I attend a tiny little Christian Church (tiny by the standards of what you normally think of as an urban church community). We're an open, accepting community, theologically and politically left. Not your standard-issue Christian. On a good Sunday we will have 35 people attend services. Our norm is about 20-25, and even fewer at religious ed. One of the brightest events of the day is seeing a new face or faces(s) at services. I've been going to the UCC of Norman for about 18 months, if my memory serves (and it doesn't a lot of the time), and I know that it's seldom a visitor comes back again after a visit. We never know why, and we don't question. People are where they are, and that's fine with us.
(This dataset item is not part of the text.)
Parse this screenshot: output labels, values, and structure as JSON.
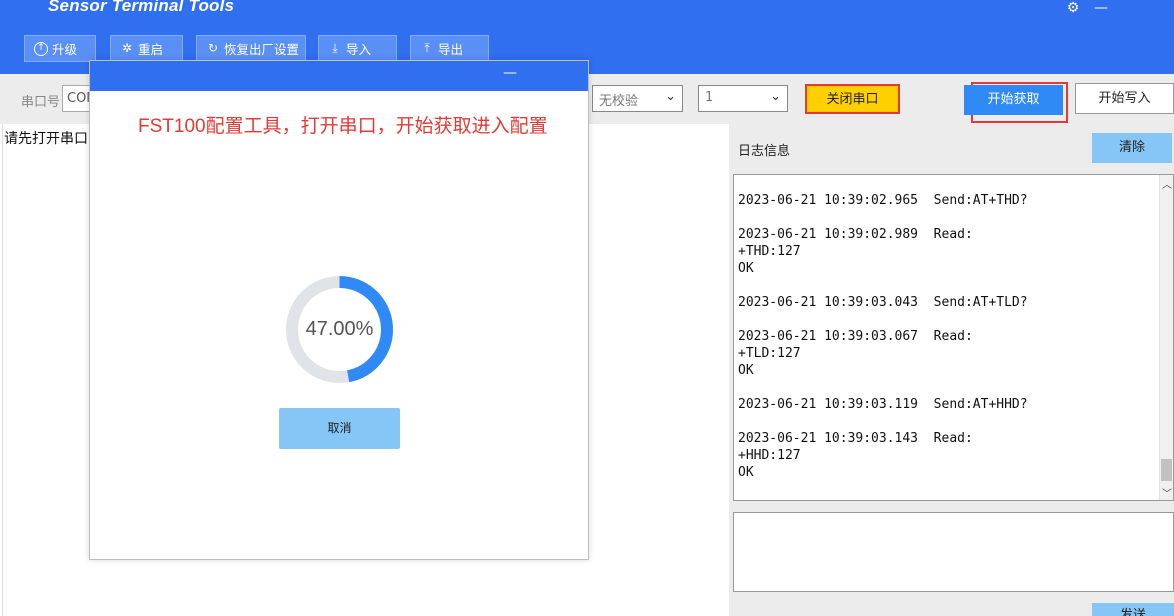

But the question of why they did not choose to come back is often nagging. Yesterday we had an engaging discussion about what people thought of growth as a church community. I think it's fair to say that opinion was divided. One the one hand there's the security, safety, and warm fuzzy feeling of being among people who accept you, listen to you, and (for the most part) agree with you. Do we want that endangered or diluted by numbers of "others"? Do we want to bend or fashion our bedrock beliefs to suit the sensibilities of others? These are valid concerns. But on the other, there's the desire to share what we have, to let others know that we follow a Jesus who's human first and foremost and who has taught us how to be authentic human beings ourselves. We believe in a God who is still speaking. Revelation of this wondrous God didn't stop in the first century. What we have to share with others is truly good, liberating, joyous news. We want to share this with people
Why then aren't more people interested in hearing it? That's our dilemma, as I suppose it must be for any group of people outside the mainstream, outside the ordinary. That constant tension between our being and our becoming, and how much choice we have in either.